Florida’s new Miya’s Law, Fla. Stat. 83.515, imposes background screening and other specific requirements on landlords regarding their employees who work in apartments that can be classified as “nontransient” or “transient.”
There are two key cases pending before the U.S. District Court for the Northern District of Florida on Florida’s “Stop W.O.K.E. Act”: the Falls, et al. v. DeSantis, et al., matter (No. 4:22-cv-00166) and the Honeyfund.com, et al. v. DeSantis, et al., matter (No. 4:22-cv-00227). The Northern District of Florida has issued its first order on the Act, which went into effect on July 1, 2022.
As we reported previously, Governor DeSantis signed the “Stop WOKE” Act into law on Friday, April 22, 2022. Ten minutes later, five individuals, including three teachers, a student, and an individual consultant who provides diversity, equity & inclusion (DE&I) training to employers, filed a lawsuit in the Northern District
Governor Ron DeSantis has signed HB 7, nicknamed the “Stop W.O.K.E. Act,” which stands for “Stop the Wrongs to Our Kids and Employees.”
On Friday, April 22, 2022, Florida Governor Ron DeSantis signed the “Stop WOKE” Act (HB 7) (“the Act”) into law. The Act has drawn national attention and debate, as it creates legal restrictions and prohibitions on what public and private employers can say or promote in workplace trainings tied to race, color, sex, and/or national origin. The Act could have potentially significant implications for employers wishing to cover topics like structural racism, white/male privilege and unconscious bias in workplace anti-discrimination and diversity and inclusion trainings.
On April 22, 2022, Florida Governor Ron DeSantis signed into law so-called “anti-woke” legislation, amending the Florida Civil Rights Act and potentially limiting the ability of employers to include discussions of “implicit bias” or systemic racism in workplace training relating to diversity, non-discrimination, and non-harassment. The bill becomes effective
On April 18, 2022, a Federal District Court struck down the CDC’s Mask Mandate that had required masking during travel throughout the United States concluding that the order exceeded the CDC’s statutory authority and failed
In the early 1990s, roughly two percent of American workers were subject to mandatory arbitration agreements with their employers.
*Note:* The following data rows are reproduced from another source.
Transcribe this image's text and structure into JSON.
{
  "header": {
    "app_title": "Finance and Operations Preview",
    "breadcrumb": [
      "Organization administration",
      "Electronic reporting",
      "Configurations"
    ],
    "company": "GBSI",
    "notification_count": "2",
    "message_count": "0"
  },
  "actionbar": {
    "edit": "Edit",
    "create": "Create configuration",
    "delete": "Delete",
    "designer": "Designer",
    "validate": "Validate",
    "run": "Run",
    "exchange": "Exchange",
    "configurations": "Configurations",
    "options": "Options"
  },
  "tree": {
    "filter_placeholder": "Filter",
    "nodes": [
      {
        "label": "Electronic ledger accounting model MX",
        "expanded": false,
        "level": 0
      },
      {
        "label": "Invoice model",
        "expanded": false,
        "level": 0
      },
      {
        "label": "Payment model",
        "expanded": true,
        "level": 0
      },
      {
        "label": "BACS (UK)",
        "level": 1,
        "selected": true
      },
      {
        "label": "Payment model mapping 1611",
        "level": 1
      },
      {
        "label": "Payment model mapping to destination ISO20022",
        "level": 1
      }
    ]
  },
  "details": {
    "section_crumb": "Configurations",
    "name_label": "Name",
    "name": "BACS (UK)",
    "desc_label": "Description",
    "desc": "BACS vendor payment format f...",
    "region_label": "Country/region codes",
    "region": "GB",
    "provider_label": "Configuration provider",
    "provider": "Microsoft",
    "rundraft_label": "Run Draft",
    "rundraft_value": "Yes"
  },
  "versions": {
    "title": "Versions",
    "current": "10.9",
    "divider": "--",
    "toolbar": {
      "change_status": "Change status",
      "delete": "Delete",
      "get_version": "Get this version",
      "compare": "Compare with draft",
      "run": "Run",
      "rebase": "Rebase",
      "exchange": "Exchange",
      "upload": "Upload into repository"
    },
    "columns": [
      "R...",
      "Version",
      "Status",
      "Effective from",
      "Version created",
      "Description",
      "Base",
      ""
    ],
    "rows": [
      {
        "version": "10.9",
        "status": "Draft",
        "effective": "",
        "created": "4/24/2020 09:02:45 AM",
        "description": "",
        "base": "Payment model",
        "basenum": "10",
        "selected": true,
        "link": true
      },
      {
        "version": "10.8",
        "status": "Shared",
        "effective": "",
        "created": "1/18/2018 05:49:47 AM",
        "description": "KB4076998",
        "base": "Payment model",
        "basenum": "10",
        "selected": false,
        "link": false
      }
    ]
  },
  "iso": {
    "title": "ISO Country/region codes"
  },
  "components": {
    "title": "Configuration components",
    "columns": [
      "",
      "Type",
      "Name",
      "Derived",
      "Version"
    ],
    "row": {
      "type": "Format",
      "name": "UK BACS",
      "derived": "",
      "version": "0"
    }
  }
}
In the early 1990s, roughly two percent of American workers were subject to mandatory arbitration agreements with their employers. By 2018, that number was closer to sixty percent. But while pre-dispute mandatory arbitration agreements have become the norm for many employers, recent legislative actions are chipping away at the scope and breadth of such provisions. Coupled with the rising cost of arbitration, is it time for employers to consider alternatives? In Florida, one such alternative is the enforcement of jury trial waiver provisions for employment-related disputes. This article will address the current state of law regarding mandatory pre-dispute arbitration agreements and make a case as to why Florida employers should consider transitioning to using jury trial waivers instead.
After the passage of Florida Statute 381.00317 on November 17, 2021, employers with employees in Florida were left with new rules relating to COVID-19 vaccination policies, in many instances contrary to the signaled direction of federal government rules and guidance. Moreover, this new Florida law includes vague language, few